“We want to make sure our HBB volunteers have the right tools and skills to perform this role, which is quite different from what most volunteers do,” says Dhara. “We recruit people who are empathetic, motivated and approachable. They don’t all have to be extroverts, because some patients appreciate a quieter approach. But they all need to be good listeners and keep their focus on the patient.”
 
Volunteers learn how to talk to patients at all points in their cancer journey, from diagnosis to palliative, with all the associated emotions. Although some volunteers do have a medical background, they are careful never to offer medical advice, even when asked.
 
In the chemotherapy area, volunteers like Dee circulate with a cart full of juice and cookies.
 
Dee Simpson “It’s a nice conversation starter,” says Dee, who has been an HBB volunteer for 10 years. “I’m here every Thursday, so I see patients who come in every week over the course of months and years. I come to think of them as ‘my’ patients,” she says.
 
One of the most challenging parts of the job for HBB volunteers is when they suddenly no longer see patients with whom they’ve bonded.
 
“My most devastating experience was with a young gentleman, about 32, who was diagnosed with a blood-borne cancer. He had two young kids who were 5 and 2 years old at the time,” recalls Farshad. “He told me that his wife left him after his diagnosis.
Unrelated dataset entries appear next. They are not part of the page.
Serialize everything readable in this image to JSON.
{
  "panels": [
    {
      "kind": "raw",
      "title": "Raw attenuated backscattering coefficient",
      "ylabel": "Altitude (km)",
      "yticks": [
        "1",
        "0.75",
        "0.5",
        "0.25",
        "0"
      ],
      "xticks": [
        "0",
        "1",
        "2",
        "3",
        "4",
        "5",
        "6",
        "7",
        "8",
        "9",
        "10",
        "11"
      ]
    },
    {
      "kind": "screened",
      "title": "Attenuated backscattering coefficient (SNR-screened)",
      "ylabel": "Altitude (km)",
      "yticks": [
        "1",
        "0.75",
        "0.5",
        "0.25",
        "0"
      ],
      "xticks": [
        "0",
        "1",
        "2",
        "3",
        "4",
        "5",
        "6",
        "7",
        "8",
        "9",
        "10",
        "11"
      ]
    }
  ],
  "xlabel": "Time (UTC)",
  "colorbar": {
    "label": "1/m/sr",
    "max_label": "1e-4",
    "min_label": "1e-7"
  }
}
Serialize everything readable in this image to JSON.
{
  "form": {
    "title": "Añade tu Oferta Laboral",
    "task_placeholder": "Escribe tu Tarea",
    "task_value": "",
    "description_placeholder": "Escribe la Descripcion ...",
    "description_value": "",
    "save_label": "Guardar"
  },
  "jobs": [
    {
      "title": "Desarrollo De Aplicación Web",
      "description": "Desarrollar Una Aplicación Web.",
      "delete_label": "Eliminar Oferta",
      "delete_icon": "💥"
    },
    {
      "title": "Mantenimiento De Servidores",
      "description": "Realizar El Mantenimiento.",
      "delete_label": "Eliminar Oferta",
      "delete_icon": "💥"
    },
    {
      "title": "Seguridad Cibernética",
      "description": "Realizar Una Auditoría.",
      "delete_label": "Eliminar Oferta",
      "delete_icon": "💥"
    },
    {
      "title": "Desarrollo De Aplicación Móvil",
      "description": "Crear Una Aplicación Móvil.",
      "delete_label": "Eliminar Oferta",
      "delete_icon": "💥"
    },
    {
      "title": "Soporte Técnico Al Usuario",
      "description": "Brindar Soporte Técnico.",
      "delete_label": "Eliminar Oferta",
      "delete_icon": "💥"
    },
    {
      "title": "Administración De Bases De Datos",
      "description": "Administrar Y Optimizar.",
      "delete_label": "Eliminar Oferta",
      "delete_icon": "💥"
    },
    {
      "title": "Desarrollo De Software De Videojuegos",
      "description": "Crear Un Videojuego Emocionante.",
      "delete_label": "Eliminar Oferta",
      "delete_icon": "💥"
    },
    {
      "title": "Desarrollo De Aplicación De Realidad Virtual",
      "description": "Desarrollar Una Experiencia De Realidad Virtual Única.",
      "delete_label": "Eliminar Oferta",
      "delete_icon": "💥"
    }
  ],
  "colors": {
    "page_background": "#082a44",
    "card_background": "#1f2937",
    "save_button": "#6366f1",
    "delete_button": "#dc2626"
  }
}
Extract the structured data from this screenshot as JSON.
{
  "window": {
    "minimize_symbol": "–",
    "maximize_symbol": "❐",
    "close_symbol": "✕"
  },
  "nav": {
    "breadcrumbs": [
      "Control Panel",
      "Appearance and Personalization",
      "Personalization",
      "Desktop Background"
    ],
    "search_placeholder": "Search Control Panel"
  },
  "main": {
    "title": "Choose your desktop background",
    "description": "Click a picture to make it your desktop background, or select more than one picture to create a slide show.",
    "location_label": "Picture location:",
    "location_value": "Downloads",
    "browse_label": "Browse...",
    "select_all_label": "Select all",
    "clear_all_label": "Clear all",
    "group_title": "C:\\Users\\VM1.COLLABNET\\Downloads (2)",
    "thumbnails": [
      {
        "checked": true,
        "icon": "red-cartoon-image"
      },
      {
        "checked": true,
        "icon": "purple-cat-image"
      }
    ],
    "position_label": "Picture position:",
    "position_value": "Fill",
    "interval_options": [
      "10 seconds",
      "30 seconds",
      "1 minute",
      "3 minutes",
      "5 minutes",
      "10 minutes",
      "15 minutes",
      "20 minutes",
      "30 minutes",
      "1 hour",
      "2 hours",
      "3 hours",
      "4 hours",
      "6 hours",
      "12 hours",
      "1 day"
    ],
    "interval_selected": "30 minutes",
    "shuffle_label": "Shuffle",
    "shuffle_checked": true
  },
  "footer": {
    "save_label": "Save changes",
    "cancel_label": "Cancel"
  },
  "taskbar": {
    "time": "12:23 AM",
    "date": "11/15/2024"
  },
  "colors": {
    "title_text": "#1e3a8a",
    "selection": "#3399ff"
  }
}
How sad is that? His wife had custody and she was not receptive to him seeing his children because he looked less than ideal.

“He was here two or three days a week, and then I didn’t see him anymore,” he says. “I don’t think he made it.”
 
It’s not the kind of volunteer work for everybody, and the HBB volunteers get a lot of support from Dhara and the other staff.
 
“I’ve been volunteering since I was 18 years old, and I have never been looked after by staff so extraordinarily well as I am here,” says Dee. “They are so caring, always asking if they can do anything for us. They really seem to treasure us.”
 
So do the patients. Dee pulls a thank-you card out of her pocket from a grateful family who lost their beloved grandfather to cancer. The handwritten message inside says, in part, “You brighten the day of many people who otherwise wouldn’t smile that day... Hopefully you will remember us, we will be forever grateful to you.”
 
For Farshad, who says he gets thanked “a LOT,” seeing patients’ smiles is the best kind of feedback.
 
“I see the happiness on their faces when they see me, week after week, and that’s really rewarding,” he says. “One patient told me that I had restored her faith in humanity. She said, ‘When I’m waiting for treatment, the doctors are doing their job, the nurses are doing their job, but you’re the only person who’s here just to listen to me. You lift up my spirits.’”
 
Healing Beyond the Body also takes special requests from patients who need a little extra TLC.
 
“For example, I have a patient who has been to The Princess Margaret many times, and he just loves the support of our HBB volunteers,” explains Dhara. “A volunteer will meet him at the Information Desk and take him to the blood lab and his clinic appointment. He’s quite anxious, so there is a lot of emotional support involved along the way.”
 
HBB volunteers can also alert Dhara to patients who might need extra support.
 
“There was a single Mom who I’d come to know in chemo who looked rather down one day,” remembers Dee. “When I asked if she was okay, she burst into tears. Her son was misbehaving at school and had been suspended. She was at her wit’s end and didn’t know what to do about it.”  With the patient’s permission, Dee contacted Dhara, who was able to help the woman deal with the situation.
 
“We want to help alleviate whatever problems we can so that our patients can concentrate on just one thing, their health,” says Dee. “That’s what I find so fabulous about this work.”